The site is also home to a complex system of irrigation channels that were used to water the crops. Moray is a popular destination for tourists who come to marvel at the impressive engineering and ingenuity of the Inca civilization. Morays is also a great place to enjoy the stunning natural scenery of the surrounding area.

Inca ruins

6. Choquequirao

Choquequirao is an Inca ruin located in the Vilcabamba mountain range of Peru, about 45 kilometers southwest of Machu Picchu. The site was built in the 15th century. It probably served as a royal estate and religious center for the Inca civilization. Choquequirao is known for its impressive terraces, temples, and residential buildings, many of which are still well-preserved today. 

The site is surrounded by beautiful mountain scenery and can only be reached by foot, making it a popular destination for adventurous hikers and nature enthusiasts. Choquequirao is often referred to as the “sister city” of Machu Picchu, as it is similar in size and architecture, but much less visited. Today, efforts are being made to promote Choquequirao as a tourist destination and to improve access to the site, while also preserving its natural and cultural heritage.

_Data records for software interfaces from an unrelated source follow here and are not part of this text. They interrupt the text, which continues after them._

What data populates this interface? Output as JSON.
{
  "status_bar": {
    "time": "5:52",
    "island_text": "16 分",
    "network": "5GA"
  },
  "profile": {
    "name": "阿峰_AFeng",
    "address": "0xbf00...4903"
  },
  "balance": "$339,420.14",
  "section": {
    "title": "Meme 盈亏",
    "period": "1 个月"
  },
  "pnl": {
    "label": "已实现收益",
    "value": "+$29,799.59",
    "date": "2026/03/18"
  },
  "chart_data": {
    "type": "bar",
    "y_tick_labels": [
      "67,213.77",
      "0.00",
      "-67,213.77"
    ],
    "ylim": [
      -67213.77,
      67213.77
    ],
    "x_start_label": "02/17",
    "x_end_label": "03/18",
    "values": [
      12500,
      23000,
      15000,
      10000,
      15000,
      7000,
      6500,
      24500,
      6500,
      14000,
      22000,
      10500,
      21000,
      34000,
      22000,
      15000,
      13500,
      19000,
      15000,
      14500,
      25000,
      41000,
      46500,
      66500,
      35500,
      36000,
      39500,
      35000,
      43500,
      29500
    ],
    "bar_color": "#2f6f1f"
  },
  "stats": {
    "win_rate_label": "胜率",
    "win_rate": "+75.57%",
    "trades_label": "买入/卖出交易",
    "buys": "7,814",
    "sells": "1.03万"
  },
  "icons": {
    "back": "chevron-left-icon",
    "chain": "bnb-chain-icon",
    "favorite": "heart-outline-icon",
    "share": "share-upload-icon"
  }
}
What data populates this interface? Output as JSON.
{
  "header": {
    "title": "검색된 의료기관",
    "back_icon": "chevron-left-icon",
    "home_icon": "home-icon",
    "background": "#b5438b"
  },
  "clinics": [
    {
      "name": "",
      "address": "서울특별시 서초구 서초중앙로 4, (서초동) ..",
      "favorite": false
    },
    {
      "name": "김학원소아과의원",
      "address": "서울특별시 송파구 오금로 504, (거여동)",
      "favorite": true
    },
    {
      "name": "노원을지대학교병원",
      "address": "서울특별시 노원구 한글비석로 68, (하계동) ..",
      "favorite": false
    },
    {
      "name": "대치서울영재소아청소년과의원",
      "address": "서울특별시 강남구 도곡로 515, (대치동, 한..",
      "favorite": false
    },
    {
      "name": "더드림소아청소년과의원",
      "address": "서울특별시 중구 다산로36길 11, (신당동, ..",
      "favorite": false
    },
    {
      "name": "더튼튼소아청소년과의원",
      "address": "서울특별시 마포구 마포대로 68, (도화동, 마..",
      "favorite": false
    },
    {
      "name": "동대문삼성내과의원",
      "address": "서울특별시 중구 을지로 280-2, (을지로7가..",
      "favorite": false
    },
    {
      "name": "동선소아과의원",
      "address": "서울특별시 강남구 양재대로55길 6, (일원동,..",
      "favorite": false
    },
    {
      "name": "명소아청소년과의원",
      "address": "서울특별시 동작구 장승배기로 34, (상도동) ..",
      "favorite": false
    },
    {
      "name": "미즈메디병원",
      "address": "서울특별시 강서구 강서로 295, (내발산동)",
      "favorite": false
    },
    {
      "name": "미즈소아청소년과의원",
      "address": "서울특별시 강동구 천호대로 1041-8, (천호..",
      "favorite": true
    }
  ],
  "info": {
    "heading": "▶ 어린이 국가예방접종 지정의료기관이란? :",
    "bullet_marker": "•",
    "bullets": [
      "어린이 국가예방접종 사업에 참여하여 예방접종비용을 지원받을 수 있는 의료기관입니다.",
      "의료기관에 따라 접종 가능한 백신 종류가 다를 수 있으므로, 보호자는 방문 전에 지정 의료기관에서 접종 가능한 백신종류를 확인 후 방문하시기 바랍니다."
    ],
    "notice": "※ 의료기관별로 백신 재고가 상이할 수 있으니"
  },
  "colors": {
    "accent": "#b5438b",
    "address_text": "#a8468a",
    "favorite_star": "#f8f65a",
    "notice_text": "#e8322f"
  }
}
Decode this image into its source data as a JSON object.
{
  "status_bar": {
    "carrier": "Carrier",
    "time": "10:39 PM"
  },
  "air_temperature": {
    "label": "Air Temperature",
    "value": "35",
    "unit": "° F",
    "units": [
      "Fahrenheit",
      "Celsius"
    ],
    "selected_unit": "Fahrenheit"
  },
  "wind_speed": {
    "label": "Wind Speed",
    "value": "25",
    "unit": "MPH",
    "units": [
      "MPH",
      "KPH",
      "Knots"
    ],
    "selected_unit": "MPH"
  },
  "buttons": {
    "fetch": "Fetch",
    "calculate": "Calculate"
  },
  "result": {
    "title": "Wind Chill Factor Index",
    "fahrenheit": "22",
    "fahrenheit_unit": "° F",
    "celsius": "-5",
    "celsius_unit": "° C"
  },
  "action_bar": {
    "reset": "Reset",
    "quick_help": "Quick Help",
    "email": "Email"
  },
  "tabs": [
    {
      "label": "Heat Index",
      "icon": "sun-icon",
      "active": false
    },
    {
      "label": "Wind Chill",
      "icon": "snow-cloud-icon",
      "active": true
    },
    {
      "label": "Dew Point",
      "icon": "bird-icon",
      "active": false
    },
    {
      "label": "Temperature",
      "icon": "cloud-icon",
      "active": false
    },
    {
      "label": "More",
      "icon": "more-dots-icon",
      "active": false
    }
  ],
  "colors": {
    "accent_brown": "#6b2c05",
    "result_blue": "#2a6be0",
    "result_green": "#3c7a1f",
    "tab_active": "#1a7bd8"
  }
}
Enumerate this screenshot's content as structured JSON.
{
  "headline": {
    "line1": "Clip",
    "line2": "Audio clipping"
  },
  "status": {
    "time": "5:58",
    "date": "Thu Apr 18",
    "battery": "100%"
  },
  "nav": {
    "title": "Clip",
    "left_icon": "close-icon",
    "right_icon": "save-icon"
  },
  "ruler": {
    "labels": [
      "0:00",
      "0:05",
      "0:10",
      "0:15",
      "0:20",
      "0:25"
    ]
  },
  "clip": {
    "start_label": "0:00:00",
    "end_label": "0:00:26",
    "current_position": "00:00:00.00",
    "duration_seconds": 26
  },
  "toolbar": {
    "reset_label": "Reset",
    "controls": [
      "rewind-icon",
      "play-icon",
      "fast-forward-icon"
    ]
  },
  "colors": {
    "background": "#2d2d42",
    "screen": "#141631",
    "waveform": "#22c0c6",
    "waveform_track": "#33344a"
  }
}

Inca ruins

7. Tipon

Tipon is an archaeological site located near Cusco, Peru. It is known for its impressive Inca terraces and water management system, which is still functional today. The terraces were used for agriculture and are built into the side of a steep hill, with a series of canals and aqueducts that bring water from a nearby spring. The water management system at Tipon is considered to be one of the most advanced in the Inca empire and is still admired by engineers and hydrologists today. 

The site also features numerous stone buildings. Tipon is a popular destination for tourists who come to marvel at the impressive engineering and ingenuity of the Inca civilization, as well as to enjoy the stunning natural scenery of the surrounding area.

Inca ruins

8. Raqchi

Raqchi is an archaeological site located in the highlands of Peru, about 118  kilometers southeast of Cusco. It was an important administrative and religious center for the Inca civilization, with impressive structures that still stand today. The site is best known for its massive temple complex, which measures over 90 meters in length and is considered to be one of the finest examples of Inca architecture in the region. 

The temple features a central courtyard surrounded by columns and rooms, which were used for ceremonial purposes. Raqchi also includes a number of residential buildings and storehouses, which offer insights into the daily life of the Inca people. Also, the site is surrounded by beautiful mountain scenery and is a popular destination for tourists who come to explore its rich history and culture.

Inca ruins

9. Qenqo

Qenqo is an archaeological site located near Cusco, Peru. It is known for its unique rock formations and intricate carvings, which are believed to have been used for ceremonial and religious purposes by the Inca civilization. The site features a large rock outcropping that has been carved into a series of underground passages and chambers, as well as several stone structures that are believed to have been used for sacrifices and offerings. 

One of the most impressive features of Qenqo is its large amphitheater, which was likely used for religious ceremonies and rituals. The site is surrounded by beautiful mountain scenery and is a popular destination for tourists who come to explore its rich history and culture. Qenqo is considered to be one of the most important archaeological sites in the region, and its intricate carvings and impressive architecture offer a unique glimpse into the beliefs and practices of the Inca civilization.

Inca ruins

10. Tambomachay

Tambomachay is an Inca archaeological site located just outside of Cusco, Peru. It is believed to have been used as a ceremonial site for the Inca elite, and its impressive aqueducts and fountains suggest that water played an important role in its rituals. 

The site is also known for its stunning location amidst the hills and valleys of the Andean landscape. Visitors to Tambomachay can explore the site’s various structures, including its water channels, stone walls, and intricate stonework. For those interested in Inca history and architecture, Tambomachay is a must-see destination in Peru.

Inca ruins

[booknow]